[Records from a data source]
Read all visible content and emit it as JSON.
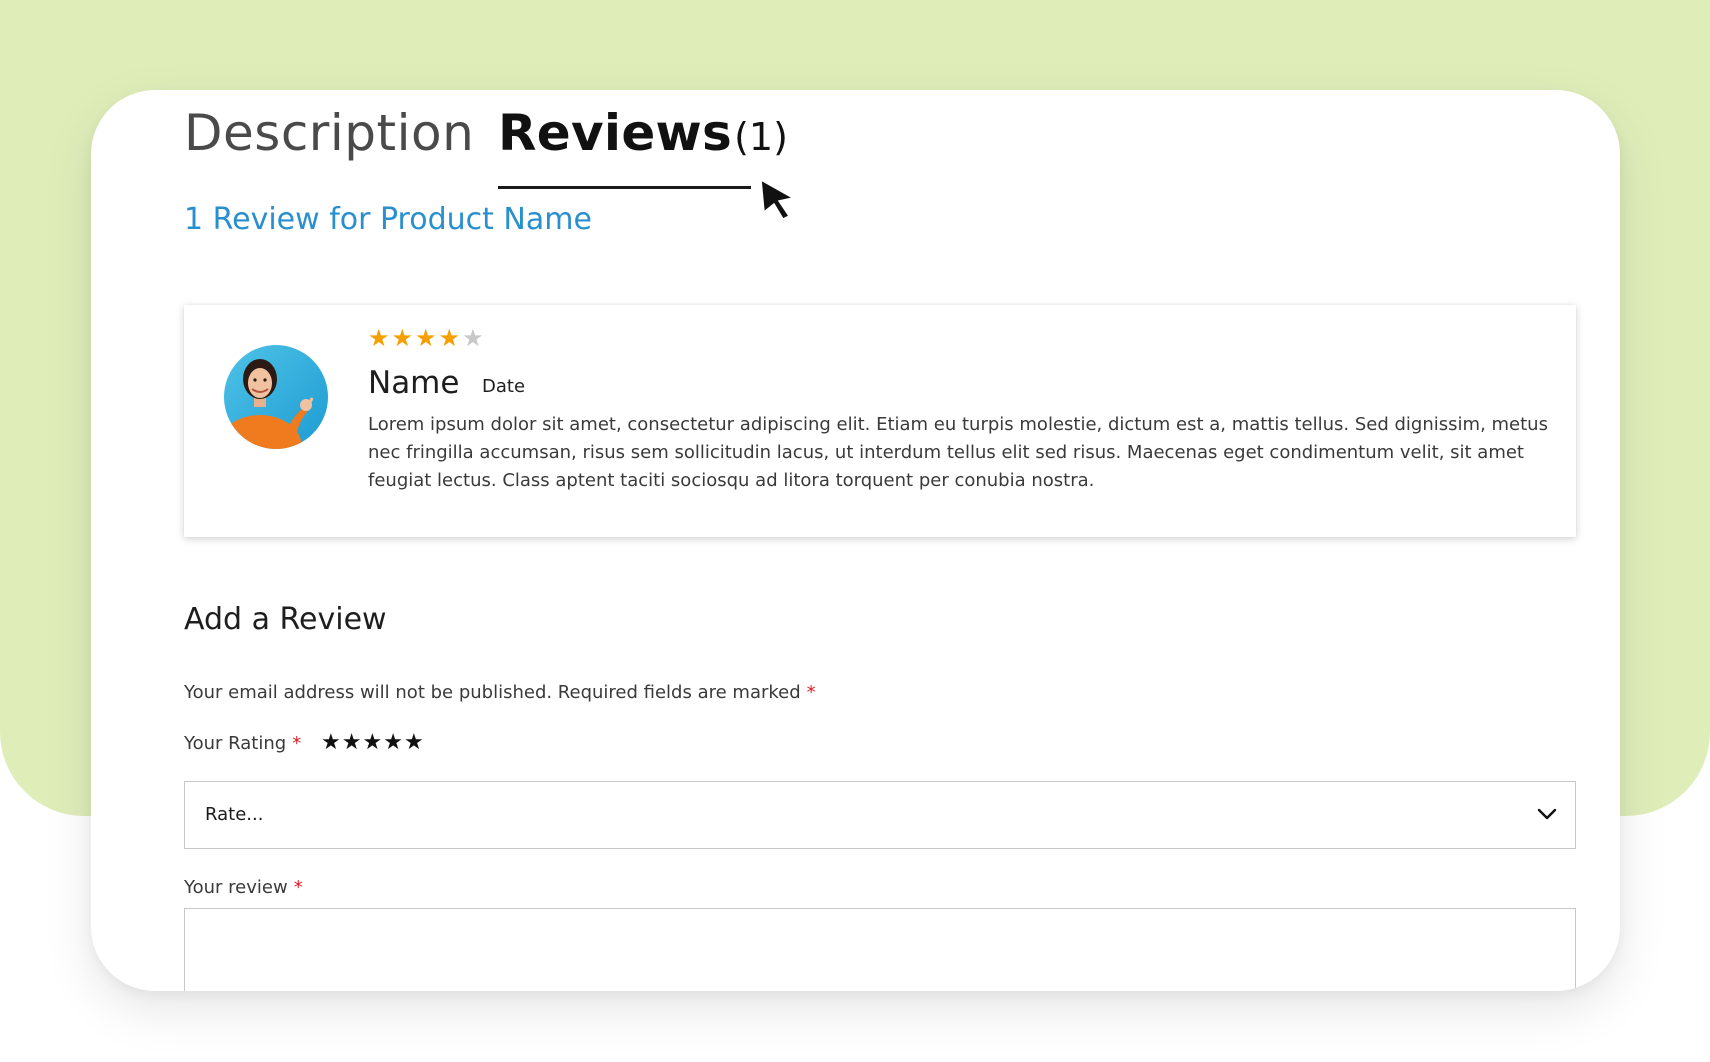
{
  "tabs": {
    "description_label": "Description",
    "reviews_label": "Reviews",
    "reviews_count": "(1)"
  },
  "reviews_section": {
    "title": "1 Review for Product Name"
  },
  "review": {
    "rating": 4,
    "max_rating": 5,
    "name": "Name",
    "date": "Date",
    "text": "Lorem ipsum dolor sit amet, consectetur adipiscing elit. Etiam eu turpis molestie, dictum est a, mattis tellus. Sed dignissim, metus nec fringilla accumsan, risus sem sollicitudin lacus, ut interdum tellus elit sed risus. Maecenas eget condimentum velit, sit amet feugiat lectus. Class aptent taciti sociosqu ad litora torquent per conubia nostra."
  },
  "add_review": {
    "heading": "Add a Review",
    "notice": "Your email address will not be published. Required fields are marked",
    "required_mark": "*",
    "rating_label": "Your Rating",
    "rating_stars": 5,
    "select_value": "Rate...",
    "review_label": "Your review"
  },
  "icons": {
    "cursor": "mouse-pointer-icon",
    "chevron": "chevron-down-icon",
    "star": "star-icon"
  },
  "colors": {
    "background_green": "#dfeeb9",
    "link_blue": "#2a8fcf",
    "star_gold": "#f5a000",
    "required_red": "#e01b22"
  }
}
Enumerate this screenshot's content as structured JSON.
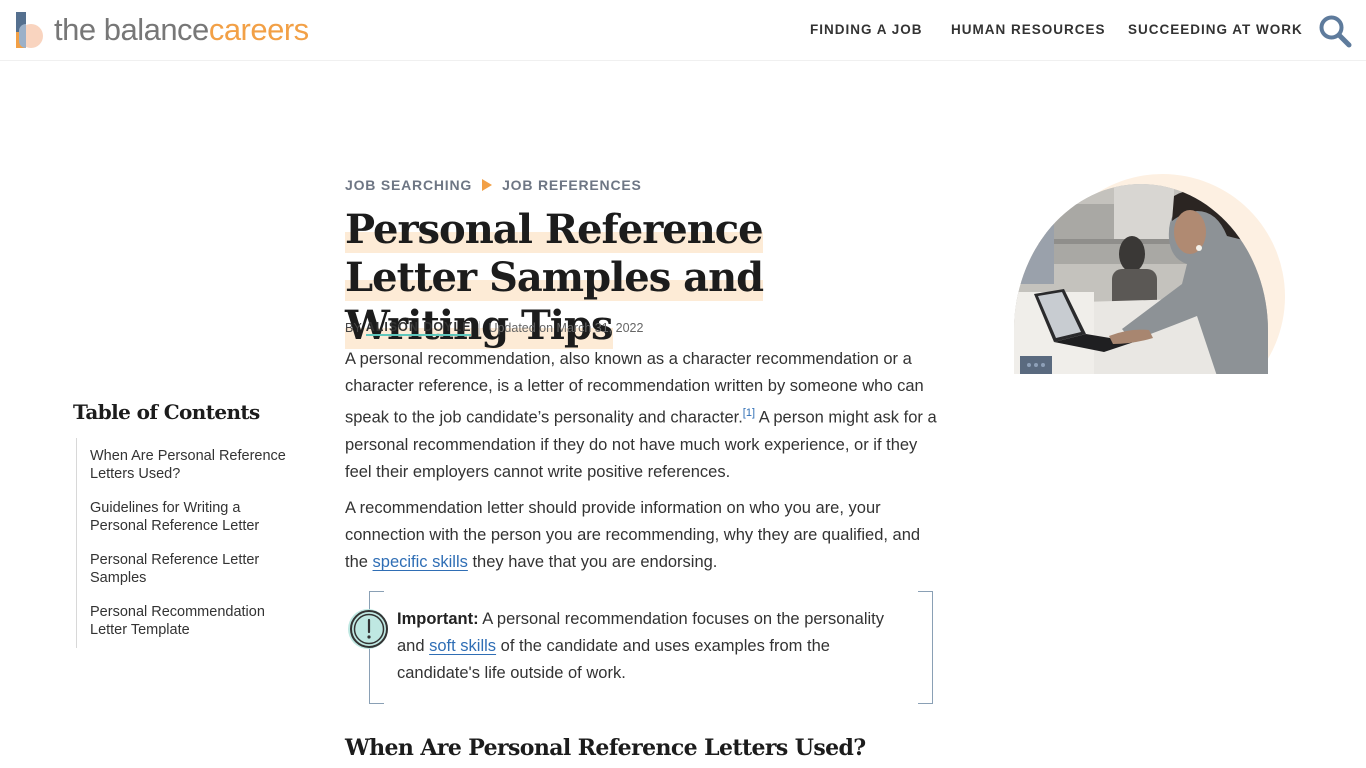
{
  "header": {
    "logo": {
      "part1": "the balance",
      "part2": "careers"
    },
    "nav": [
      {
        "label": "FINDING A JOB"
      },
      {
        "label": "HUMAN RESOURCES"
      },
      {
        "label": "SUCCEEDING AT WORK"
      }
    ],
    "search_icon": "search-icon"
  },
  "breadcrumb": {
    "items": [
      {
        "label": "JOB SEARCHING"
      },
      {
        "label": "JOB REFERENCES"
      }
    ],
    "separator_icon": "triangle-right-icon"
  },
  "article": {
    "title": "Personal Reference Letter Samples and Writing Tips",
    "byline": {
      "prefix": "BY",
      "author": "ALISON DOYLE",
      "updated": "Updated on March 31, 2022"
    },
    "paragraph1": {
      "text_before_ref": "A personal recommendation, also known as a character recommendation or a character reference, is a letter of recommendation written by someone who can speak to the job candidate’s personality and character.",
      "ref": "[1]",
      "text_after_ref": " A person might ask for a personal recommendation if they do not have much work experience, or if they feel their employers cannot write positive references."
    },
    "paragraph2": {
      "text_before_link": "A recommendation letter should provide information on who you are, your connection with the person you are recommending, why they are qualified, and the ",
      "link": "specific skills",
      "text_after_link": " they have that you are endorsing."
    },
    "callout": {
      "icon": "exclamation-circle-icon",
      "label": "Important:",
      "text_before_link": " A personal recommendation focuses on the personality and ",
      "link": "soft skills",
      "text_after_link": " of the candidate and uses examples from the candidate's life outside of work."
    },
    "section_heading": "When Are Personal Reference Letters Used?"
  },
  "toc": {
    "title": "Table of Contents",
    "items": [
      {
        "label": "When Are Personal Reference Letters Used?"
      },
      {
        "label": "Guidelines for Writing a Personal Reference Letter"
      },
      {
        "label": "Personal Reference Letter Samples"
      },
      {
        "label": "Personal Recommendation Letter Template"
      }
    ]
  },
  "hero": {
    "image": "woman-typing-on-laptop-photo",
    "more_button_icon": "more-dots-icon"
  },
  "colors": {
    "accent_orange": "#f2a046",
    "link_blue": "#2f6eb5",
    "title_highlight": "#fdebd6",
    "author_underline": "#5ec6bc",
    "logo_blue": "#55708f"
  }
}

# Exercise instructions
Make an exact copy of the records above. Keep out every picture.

# Solution for this problem
Read all visible content and emit it as JSON.
{
  "tabs": {
    "description_label": "Description",
    "reviews_label": "Reviews",
    "reviews_count": "(1)"
  },
  "reviews_section": {
    "title": "1 Review for Product Name"
  },
  "review": {
    "rating": 4,
    "max_rating": 5,
    "name": "Name",
    "date": "Date",
    "text": "Lorem ipsum dolor sit amet, consectetur adipiscing elit. Etiam eu turpis molestie, dictum est a, mattis tellus. Sed dignissim, metus nec fringilla accumsan, risus sem sollicitudin lacus, ut interdum tellus elit sed risus. Maecenas eget condimentum velit, sit amet feugiat lectus. Class aptent taciti sociosqu ad litora torquent per conubia nostra."
  },
  "add_review": {
    "heading": "Add a Review",
    "notice": "Your email address will not be published. Required fields are marked",
    "required_mark": "*",
    "rating_label": "Your Rating",
    "rating_stars": 5,
    "select_value": "Rate...",
    "review_label": "Your review"
  },
  "icons": {
    "cursor": "mouse-pointer-icon",
    "chevron": "chevron-down-icon",
    "star": "star-icon"
  },
  "colors": {
    "background_green": "#dfeeb9",
    "link_blue": "#2a8fcf",
    "star_gold": "#f5a000",
    "required_red": "#e01b22"
  }
}
Enumerate this screenshot's content as structured JSON.
{
  "header": {
    "logo": {
      "part1": "the balance",
      "part2": "careers"
    },
    "nav": [
      {
        "label": "FINDING A JOB"
      },
      {
        "label": "HUMAN RESOURCES"
      },
      {
        "label": "SUCCEEDING AT WORK"
      }
    ],
    "search_icon": "search-icon"
  },
  "breadcrumb": {
    "items": [
      {
        "label": "JOB SEARCHING"
      },
      {
        "label": "JOB REFERENCES"
      }
    ],
    "separator_icon": "triangle-right-icon"
  },
  "article": {
    "title": "Personal Reference Letter Samples and Writing Tips",
    "byline": {
      "prefix": "BY",
      "author": "ALISON DOYLE",
      "updated": "Updated on March 31, 2022"
    },
    "paragraph1": {
      "text_before_ref": "A personal recommendation, also known as a character recommendation or a character reference, is a letter of recommendation written by someone who can speak to the job candidate’s personality and character.",
      "ref": "[1]",
      "text_after_ref": " A person might ask for a personal recommendation if they do not have much work experience, or if they feel their employers cannot write positive references."
    },
    "paragraph2": {
      "text_before_link": "A recommendation letter should provide information on who you are, your connection with the person you are recommending, why they are qualified, and the ",
      "link": "specific skills",
      "text_after_link": " they have that you are endorsing."
    },
    "callout": {
      "icon": "exclamation-circle-icon",
      "label": "Important:",
      "text_before_link": " A personal recommendation focuses on the personality and ",
      "link": "soft skills",
      "text_after_link": " of the candidate and uses examples from the candidate's life outside of work."
    },
    "section_heading": "When Are Personal Reference Letters Used?"
  },
  "toc": {
    "title": "Table of Contents",
    "items": [
      {
        "label": "When Are Personal Reference Letters Used?"
      },
      {
        "label": "Guidelines for Writing a Personal Reference Letter"
      },
      {
        "label": "Personal Reference Letter Samples"
      },
      {
        "label": "Personal Recommendation Letter Template"
      }
    ]
  },
  "hero": {
    "image": "woman-typing-on-laptop-photo",
    "more_button_icon": "more-dots-icon"
  },
  "colors": {
    "accent_orange": "#f2a046",
    "link_blue": "#2f6eb5",
    "title_highlight": "#fdebd6",
    "author_underline": "#5ec6bc",
    "logo_blue": "#55708f"
  }
}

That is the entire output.